Comparative Study of Subcortical Atrophy in Patients with Frontotemporal Dementia and Dementia with Extrapyramidal Signs
Leonardo Caixeta 1, *, Renata Teles Vieira 2, Flávia Paes 4, Mauro Giovanni Carta 3, Antonio Egidio Nardi 4, Oscar Arias-Carrión 5, Nuno B. F Rocha 6, Henning Budde 7, Sergio Machado 4, 8
Identifiers and Pagination:Year: 2015
First Page: 125
Last Page: 129
Publisher ID: CPEMH-11-125
Article History:Received Date: 2/8/2014
Revision Received Date: 22/9/2014
Acceptance Date: 28/9/2014
Electronic publication date: 31 /3/2015
Collection year: 2015
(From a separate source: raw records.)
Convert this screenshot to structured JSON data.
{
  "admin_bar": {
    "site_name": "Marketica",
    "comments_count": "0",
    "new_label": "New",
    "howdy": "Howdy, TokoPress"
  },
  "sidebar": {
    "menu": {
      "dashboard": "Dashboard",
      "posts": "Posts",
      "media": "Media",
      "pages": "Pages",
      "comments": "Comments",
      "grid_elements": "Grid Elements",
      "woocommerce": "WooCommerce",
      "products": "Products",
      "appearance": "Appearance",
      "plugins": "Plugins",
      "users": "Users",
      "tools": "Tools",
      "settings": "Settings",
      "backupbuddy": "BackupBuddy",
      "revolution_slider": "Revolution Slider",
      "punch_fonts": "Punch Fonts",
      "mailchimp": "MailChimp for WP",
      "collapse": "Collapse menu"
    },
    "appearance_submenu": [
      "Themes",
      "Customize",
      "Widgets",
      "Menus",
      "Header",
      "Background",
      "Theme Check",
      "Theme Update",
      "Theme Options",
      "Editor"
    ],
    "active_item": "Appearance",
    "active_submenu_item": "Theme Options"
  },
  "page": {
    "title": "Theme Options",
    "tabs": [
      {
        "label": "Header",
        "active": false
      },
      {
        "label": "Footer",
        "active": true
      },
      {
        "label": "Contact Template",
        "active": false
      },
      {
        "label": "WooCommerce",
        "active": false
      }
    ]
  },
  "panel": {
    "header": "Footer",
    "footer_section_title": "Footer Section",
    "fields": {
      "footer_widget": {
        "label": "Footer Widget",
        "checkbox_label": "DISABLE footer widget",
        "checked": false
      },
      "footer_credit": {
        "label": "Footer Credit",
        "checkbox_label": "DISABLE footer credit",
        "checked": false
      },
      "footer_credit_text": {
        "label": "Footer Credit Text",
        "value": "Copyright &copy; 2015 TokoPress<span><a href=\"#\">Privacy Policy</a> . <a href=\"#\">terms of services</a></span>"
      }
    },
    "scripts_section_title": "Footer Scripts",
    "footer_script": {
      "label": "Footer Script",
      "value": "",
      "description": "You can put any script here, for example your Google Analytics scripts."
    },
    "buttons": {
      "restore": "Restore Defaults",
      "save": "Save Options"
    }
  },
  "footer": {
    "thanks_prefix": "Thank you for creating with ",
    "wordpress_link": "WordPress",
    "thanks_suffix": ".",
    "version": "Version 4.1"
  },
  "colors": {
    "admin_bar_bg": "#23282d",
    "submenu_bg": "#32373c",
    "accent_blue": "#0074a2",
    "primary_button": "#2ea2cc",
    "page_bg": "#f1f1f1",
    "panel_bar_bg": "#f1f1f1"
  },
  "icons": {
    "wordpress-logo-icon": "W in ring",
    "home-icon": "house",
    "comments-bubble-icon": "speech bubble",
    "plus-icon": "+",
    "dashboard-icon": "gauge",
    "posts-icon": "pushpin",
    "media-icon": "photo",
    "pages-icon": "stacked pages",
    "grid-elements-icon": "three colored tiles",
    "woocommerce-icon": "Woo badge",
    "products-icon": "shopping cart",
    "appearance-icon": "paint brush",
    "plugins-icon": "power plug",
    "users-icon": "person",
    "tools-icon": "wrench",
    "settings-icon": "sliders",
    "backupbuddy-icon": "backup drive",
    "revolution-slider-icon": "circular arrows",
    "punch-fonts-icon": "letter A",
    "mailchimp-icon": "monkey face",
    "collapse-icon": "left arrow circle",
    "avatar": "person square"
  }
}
open-access license: This is an open access article licensed under the terms of the Creative Commons Attribution Non-Commercial License (http://creativecommons.org/licenses/by-nc/3.0/) which permits unrestricted, non-commercial use, distribution and reproduction in any medium, provided the work is properly cited.
Objectives : To investigate the severity of subcortical atrophy in frontotemporal dementia (FTD) without extrapyramidal symptoms (EPS) and dementia with EPS. In addition, we aim to verify if there is correlation between demographic and clinical characteristics and subcortical atrophy in the groups. Methodology : The sample was composed of 21 patients with dementia and EPS as well as 19 patients with FTD without EPS. A linear assessment was conducted in order to identify the degree of subcortical atrophy (i.e., bifrontal index - BFI) using MRI. Moreover, the Mini-Mental State Examination (MMSE), Pfeffer Functional Activities Questionnaire (FAQ) and the Clinical Dementia Rating (CDR) were used to investigate clinical aspects. Results : It was verified that patients with dementia and EPS was older than the patients with FTD (p=0.01). The severity of cognitive deficits was associated with BFI, as well as the dementia severity in the EPS group. Conclusion : FTD group presented mean BFI scores above the cutoff for normal elderly population, indicating the presence of subcortical atrophy in this group. Mean BFI was higher (although not statistically significant) in FTD group than in dementia with EPS, which can suggest at least that subcortical pathology in FTD may be as important as in the dementia with EPS group. Subcortical atrophy is a good biological marker for cognitive deterioration in FTD and in dementia with EPS.